30/05/2017 26 °C
In the blink of an eye, two months have passed since any new words have appeared on Idyllic Ambling- a direct consequence of my dedication to a new job and the constant tale of non-existent Wi-Fi. Now, after only a sentence, I have yet to regain the rhythm I can usually channel when writing.
The holiday to Alaska is barely two weeks away and the sheer excitement I feel is masking the many challenges which frequently arise in day-to-day life. It has always been instilled in my mind that when you’ve something to look forward to and focus on it can suppress anxiety you feel when your outlook is restricted to the short term or when facing a seemingly unsurpassable obstacle.
During short spurts of spontaneous weekend travel I’ve been gently reminded to walk slowly and carefully while traversing familiar and new ground alike. My hiking companion was meandering several feet behind me one evening as we followed a familiar local trail- actually I was on the trail and he was somewhat off-piste, shuffling between the sagebrush. He beckoned me away from my regulation pathway and gestured me to look underneath a sagebrush bush, close to the root. Beneath it I saw a tiny nest with three eggs resting inside. I questioned how he found this and he said he’d seen a tiny bird flutter away when we approached it. I was grateful to capture a photo before moving away quickly. I imagine the need to slow down is a common thought for many but admittedly it is hard to put into practice.

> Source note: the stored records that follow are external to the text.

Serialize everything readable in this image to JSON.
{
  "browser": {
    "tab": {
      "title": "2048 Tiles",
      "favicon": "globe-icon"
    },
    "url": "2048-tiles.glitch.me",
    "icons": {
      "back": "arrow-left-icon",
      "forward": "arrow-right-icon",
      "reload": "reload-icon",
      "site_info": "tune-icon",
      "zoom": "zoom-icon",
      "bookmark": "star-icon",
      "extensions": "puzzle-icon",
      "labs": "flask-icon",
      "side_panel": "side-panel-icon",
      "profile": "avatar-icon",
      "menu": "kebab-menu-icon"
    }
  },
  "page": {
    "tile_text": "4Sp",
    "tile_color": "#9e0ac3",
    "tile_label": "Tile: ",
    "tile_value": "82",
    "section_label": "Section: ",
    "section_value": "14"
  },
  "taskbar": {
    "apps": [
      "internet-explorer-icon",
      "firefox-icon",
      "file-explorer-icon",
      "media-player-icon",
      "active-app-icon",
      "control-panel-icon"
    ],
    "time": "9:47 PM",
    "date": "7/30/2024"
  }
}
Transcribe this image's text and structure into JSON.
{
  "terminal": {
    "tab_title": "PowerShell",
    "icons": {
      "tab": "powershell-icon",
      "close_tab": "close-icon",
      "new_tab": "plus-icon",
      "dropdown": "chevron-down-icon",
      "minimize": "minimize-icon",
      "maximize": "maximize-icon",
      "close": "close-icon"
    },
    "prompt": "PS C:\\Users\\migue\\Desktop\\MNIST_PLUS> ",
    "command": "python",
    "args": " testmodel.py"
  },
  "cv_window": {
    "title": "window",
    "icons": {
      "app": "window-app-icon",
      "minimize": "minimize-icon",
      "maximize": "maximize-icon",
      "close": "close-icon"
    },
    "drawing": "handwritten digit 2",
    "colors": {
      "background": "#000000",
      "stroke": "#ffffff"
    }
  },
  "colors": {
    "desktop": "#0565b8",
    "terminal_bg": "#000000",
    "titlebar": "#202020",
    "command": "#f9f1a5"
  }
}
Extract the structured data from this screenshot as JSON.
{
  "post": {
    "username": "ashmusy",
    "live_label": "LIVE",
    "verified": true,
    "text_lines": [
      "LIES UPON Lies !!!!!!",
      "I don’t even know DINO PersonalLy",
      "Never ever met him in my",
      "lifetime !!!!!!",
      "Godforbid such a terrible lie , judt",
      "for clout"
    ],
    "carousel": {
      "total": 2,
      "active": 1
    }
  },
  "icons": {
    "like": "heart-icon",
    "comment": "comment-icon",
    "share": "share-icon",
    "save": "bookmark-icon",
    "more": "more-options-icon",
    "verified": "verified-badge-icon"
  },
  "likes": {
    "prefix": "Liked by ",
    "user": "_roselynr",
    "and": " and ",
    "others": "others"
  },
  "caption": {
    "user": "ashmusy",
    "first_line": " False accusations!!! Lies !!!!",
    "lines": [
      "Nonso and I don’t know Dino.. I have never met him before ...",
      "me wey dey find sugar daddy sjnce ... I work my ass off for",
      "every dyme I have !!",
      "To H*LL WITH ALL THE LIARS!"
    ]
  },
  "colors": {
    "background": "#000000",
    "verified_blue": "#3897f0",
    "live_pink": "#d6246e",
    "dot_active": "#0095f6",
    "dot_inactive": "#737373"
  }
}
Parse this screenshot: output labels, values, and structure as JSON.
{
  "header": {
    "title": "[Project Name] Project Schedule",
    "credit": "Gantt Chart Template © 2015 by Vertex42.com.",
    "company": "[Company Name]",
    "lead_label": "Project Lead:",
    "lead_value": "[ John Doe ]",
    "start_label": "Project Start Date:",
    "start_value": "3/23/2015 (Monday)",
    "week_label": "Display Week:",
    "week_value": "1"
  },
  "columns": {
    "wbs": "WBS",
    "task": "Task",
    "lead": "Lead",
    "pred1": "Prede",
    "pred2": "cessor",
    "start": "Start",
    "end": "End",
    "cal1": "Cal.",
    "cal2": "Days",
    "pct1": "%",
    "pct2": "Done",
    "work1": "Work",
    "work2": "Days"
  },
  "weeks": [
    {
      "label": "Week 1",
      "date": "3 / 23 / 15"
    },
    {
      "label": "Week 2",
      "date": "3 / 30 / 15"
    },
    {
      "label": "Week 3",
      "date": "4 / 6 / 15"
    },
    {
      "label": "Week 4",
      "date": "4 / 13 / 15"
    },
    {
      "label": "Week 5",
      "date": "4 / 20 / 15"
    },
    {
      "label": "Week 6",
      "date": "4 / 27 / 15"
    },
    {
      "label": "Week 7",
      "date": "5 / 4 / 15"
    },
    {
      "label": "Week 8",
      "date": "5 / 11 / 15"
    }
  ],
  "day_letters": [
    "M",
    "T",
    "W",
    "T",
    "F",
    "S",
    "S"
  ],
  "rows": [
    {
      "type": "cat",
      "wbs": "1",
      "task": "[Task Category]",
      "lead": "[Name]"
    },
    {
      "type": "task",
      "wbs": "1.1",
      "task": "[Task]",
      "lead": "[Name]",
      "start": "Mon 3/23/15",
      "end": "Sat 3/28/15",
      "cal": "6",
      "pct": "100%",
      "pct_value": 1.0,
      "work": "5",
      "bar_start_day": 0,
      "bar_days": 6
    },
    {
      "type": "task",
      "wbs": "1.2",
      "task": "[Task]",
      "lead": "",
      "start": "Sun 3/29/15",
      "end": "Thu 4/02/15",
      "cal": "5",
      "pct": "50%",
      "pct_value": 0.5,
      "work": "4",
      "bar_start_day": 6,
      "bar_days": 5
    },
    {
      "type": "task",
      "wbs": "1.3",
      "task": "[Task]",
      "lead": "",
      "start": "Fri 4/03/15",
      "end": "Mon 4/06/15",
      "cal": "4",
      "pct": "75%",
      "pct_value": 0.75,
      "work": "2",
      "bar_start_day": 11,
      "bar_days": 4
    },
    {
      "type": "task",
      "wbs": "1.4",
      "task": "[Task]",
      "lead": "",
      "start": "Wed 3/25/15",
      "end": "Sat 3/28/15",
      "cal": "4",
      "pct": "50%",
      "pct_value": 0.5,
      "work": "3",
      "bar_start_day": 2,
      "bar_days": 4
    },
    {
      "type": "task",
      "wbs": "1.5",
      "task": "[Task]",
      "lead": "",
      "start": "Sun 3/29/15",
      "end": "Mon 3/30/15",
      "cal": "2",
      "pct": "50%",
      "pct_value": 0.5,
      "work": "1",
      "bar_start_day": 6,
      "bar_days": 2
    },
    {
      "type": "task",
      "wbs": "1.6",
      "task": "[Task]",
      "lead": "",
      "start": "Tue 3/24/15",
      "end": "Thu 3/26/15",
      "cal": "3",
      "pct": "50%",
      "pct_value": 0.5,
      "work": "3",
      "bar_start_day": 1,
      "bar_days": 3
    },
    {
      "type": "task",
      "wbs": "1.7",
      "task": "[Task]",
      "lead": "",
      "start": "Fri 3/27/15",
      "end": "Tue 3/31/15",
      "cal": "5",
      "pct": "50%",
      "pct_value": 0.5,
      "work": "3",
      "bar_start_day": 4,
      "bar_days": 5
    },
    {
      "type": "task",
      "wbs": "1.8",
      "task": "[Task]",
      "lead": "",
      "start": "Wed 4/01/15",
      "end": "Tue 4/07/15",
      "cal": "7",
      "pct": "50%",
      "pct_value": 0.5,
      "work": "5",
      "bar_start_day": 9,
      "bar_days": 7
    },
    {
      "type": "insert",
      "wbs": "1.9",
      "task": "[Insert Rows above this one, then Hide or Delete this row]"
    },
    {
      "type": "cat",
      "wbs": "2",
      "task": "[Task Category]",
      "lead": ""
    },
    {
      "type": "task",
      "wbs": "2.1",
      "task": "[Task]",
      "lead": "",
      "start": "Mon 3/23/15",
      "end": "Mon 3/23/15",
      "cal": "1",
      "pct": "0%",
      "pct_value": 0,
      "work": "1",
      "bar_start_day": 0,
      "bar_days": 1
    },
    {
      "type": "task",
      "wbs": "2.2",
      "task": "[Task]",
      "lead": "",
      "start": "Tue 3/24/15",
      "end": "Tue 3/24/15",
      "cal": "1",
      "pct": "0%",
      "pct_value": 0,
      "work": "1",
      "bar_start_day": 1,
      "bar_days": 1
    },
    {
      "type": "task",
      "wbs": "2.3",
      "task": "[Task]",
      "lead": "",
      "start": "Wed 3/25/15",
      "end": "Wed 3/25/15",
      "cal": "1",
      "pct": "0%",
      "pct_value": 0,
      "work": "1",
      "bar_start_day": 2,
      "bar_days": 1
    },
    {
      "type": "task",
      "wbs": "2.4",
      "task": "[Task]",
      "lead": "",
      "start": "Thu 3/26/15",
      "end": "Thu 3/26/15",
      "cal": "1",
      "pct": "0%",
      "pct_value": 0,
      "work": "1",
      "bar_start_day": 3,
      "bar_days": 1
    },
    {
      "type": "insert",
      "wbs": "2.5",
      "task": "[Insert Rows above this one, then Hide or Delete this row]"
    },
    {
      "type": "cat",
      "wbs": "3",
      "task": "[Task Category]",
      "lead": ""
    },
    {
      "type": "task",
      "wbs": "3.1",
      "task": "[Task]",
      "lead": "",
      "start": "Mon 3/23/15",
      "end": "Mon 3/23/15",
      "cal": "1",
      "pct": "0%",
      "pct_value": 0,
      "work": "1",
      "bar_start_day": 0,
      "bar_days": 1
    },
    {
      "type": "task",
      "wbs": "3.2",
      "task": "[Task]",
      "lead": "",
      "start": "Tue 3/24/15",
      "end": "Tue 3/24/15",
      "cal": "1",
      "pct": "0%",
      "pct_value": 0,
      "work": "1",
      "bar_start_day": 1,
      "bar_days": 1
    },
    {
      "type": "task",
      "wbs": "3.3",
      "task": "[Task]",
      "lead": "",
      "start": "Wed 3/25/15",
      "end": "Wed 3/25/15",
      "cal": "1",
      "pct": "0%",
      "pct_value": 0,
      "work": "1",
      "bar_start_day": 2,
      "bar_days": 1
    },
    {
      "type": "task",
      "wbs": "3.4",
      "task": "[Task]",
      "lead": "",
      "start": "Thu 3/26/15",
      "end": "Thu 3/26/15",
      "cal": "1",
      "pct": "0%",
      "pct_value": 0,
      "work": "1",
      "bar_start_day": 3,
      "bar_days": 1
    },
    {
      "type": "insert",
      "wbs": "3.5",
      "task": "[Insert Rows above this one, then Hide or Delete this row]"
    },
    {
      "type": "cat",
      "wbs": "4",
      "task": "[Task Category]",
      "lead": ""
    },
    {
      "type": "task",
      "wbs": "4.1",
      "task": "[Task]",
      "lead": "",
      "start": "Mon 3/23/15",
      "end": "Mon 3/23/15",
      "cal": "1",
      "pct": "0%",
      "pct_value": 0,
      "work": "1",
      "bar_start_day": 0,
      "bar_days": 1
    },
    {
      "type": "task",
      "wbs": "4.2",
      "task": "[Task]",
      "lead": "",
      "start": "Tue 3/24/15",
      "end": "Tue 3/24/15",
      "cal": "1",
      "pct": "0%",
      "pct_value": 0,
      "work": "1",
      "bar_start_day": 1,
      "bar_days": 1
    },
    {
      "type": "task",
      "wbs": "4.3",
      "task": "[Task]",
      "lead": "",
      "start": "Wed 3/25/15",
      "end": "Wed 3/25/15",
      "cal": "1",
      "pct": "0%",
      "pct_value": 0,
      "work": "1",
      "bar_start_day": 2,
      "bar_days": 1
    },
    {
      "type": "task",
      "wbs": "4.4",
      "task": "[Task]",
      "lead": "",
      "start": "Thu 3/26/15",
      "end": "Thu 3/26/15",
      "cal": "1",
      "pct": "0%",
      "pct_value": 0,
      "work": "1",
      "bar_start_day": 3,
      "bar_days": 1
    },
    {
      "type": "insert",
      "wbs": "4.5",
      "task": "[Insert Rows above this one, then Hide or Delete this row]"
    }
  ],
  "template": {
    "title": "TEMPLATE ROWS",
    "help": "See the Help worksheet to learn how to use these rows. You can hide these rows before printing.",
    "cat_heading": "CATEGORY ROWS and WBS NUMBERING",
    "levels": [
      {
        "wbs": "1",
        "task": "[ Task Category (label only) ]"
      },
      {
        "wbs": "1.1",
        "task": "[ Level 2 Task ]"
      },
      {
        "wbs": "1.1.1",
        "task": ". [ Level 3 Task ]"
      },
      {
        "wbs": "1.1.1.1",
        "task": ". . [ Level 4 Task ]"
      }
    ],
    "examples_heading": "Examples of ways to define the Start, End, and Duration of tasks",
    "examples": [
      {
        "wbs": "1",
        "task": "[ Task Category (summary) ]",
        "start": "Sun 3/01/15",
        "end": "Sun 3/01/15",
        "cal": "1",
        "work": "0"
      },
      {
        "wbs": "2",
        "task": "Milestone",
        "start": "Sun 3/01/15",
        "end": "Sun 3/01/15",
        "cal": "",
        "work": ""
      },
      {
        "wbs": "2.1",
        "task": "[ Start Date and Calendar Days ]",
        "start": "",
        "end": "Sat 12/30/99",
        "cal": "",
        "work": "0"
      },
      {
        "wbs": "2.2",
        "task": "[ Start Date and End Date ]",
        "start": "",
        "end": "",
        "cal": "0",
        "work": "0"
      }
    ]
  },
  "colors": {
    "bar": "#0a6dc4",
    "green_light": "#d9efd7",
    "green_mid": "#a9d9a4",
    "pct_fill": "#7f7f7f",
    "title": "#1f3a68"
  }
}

It is easier for me to take my time and appreciate things when I travel because everything garners rumination, exploration and, sometimes unknowingly, one is simply able to spend more time satisfying their curiosities. We allow ourselves more time when we step out from underneath the umbrella of our responsibilities and travel is truly escapism, at least for me.
I love travelling for many reasons; experiencing and observing different cultures, meeting new people from all walks of life and challenging myself to unearth places or have encounters which go beyond those experienced when I’m only looking through the eyes of a tourist. Whether visiting places where I understand the language or, in contrast, cannot even decipher the alphabet, I always come away with a sense of appreciation for the place I’ve temporarily left behind. For the opportunities it has brought, the people whom I have met and the memories which will forever be engraved there.
To end this entry, I will share a poem I wrote many years ago after hiking. It is titled One Lone Apple.
One lone apple rests gently on the ground,
Near footprints which fade to a point now found,
Rocks dance beneath an explorer’s passing,
A view across west you now begin casting.
Heavy thud bonds tools with dusted earth,
As a moment to contemplate the weight and their worth,
Plastic you feel for as thirst overcomes,
Liquid sensation relieves glaring sun.
Lowered now to gasp a crisp breeze,
Movement and mind at one with ease,
Wings spread above to calmly display,
The hunting of creatures to stalk in the day.
Dirt untouched lays solid ground ahead,
Paper implies a vanished thread,
Land to overbear much dated trail,
An explorer's scent turns oddly stale.
Tools regained a load becomes lifted,
Between curled fingers a dark richness is sifted,
Footprints are now to be compressed once more,
Dusted earth rests with a sole apple core.